O’Brian served the Law School in many capacities.  From 1907 through 1921, O'Brian was a volunteer instructor in Insurance Law and was the principal speaker at the October 21, 1949, dedication of 77 West Eagle Street, a former home of the UB Law School.  On May 6, 1963, O'Brian received the Law School's first Distinguished Alumnus Award for Public Service.

Over his long career, O'Brian was appointed for various government offices by six Presidents of the United States from Theodore Roosevelt to Harry S. Truman.  In February 1909, O'Brian was appointed by President Theodore Roosevelt to serve as United States Attorney for the Western District of New York.  He continued to serve in this position through the administrations of President Taft and President Wilson.  During World War I, O'Brian served as Head of the War Emergency Division in the United States Dept. of Justice where he was responsible for prosecuting cases of espionage and sabotage.  At the end of World War I, O'Brian returned to Buffalo to practice law.  In 1929, President Hoover appointed O'Brian to serve as Assistant Attorney General of the Anti-Trust Division at the United States Department of Justice where he was responsible for arguing more than 15 cases before the United States Supreme Court.  He was retained by the Tennessee Valley Authority in 1935, eventually winning the case that challenged the creation of the Authority.  In 1941, President Franklin Roosevelt appointed O'Brian to serve as General Counsel of the War Production Board. 

From 1945 until his death, at age 98, O'Brian practiced law in Washington, D.C.  His legal work often brought him to important cases involving labor and civil service reform as well as disputed cases before the United Nations.

In 1940, O'Brian was awarded the University's prestigious Chancellor's Award.  The home of the UB Law School, O'Brian Hall, was named in his honor in 1973 when it first opened on the Amherst campus.

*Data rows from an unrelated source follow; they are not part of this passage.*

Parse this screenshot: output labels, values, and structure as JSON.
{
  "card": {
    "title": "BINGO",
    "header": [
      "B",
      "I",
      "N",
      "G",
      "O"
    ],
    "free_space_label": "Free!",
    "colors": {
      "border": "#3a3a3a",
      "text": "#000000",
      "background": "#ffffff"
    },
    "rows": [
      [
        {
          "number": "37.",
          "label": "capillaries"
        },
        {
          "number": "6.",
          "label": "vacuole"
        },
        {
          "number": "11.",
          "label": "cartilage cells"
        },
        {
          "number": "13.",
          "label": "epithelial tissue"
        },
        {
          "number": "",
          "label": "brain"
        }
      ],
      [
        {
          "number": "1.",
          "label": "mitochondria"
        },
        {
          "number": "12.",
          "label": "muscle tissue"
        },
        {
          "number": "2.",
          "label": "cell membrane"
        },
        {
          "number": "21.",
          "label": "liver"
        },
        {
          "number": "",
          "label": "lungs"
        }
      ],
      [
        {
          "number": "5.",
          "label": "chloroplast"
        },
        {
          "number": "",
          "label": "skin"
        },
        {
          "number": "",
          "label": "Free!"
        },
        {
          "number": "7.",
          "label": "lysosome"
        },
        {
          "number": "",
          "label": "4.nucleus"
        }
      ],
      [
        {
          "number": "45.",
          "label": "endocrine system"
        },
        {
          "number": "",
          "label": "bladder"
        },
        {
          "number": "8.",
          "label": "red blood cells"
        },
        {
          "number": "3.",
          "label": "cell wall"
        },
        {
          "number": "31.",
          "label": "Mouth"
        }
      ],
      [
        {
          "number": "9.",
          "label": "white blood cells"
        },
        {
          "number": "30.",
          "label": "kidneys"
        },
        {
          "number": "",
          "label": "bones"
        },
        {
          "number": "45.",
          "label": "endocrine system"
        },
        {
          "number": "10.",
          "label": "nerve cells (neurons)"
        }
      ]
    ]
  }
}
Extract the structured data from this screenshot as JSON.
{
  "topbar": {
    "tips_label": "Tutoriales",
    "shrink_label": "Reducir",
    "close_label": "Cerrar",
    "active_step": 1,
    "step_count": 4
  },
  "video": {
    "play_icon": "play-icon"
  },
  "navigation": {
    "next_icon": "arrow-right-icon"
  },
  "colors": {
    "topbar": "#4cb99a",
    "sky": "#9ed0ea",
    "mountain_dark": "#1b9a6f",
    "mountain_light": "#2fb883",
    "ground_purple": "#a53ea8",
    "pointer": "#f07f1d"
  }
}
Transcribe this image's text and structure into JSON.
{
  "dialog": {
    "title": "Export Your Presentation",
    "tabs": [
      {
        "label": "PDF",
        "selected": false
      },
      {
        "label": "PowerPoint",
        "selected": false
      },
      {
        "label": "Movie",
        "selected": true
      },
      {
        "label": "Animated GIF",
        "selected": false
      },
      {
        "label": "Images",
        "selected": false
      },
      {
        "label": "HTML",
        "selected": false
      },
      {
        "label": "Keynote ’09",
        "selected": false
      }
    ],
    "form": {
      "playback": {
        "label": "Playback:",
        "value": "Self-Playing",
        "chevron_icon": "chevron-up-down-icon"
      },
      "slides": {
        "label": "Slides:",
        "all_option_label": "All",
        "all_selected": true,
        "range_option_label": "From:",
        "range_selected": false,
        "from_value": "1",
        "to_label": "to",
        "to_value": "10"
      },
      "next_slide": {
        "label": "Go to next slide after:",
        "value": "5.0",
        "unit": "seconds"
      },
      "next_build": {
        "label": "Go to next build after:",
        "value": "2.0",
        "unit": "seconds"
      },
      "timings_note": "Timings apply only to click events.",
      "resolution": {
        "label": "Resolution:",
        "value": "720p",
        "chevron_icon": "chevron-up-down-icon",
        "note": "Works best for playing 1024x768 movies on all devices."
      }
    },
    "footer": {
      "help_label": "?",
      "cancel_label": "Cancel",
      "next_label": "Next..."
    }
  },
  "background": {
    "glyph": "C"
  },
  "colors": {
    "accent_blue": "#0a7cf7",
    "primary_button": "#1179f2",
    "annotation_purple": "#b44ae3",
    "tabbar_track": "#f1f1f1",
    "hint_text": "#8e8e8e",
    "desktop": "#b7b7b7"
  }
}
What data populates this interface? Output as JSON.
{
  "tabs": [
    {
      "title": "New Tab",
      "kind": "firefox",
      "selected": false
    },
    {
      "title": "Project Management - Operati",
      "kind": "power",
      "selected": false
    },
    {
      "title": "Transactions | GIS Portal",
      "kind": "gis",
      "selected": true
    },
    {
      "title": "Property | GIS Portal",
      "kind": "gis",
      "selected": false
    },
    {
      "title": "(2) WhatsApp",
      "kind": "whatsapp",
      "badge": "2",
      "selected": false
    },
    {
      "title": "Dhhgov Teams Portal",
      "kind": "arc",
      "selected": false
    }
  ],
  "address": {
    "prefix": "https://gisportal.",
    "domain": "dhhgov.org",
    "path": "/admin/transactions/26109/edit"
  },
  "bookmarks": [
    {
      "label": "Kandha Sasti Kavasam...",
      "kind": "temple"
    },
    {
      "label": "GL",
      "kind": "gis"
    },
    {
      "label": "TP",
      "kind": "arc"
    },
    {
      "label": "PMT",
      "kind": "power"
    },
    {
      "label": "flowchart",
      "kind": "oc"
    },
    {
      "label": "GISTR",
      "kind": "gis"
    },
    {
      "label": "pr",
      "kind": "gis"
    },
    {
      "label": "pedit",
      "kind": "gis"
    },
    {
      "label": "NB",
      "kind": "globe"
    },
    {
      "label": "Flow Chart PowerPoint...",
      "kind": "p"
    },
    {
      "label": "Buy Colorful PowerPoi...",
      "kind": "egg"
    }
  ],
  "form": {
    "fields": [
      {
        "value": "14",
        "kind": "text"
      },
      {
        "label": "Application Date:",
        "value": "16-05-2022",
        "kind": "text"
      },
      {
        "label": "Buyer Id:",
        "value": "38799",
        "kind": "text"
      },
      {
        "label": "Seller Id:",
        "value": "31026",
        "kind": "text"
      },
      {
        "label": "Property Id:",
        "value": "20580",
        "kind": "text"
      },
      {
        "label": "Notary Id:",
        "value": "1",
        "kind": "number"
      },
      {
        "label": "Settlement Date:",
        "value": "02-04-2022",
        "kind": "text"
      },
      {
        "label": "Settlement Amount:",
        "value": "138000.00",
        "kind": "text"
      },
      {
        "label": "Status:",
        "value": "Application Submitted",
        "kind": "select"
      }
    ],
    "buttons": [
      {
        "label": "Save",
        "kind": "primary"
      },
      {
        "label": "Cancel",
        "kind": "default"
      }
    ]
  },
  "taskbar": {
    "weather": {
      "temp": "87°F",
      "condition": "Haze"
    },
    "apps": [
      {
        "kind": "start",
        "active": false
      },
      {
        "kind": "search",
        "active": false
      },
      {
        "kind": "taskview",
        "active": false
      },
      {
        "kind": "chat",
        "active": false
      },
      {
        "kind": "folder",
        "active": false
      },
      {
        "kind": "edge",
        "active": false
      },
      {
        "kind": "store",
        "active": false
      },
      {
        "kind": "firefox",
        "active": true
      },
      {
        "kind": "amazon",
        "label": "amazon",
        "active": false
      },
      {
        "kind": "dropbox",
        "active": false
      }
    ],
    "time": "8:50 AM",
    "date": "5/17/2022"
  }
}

Affiliation(s): University Council, Alumnus
Record Group(s): 2, 30
Biographical File Contains:
  • Photographs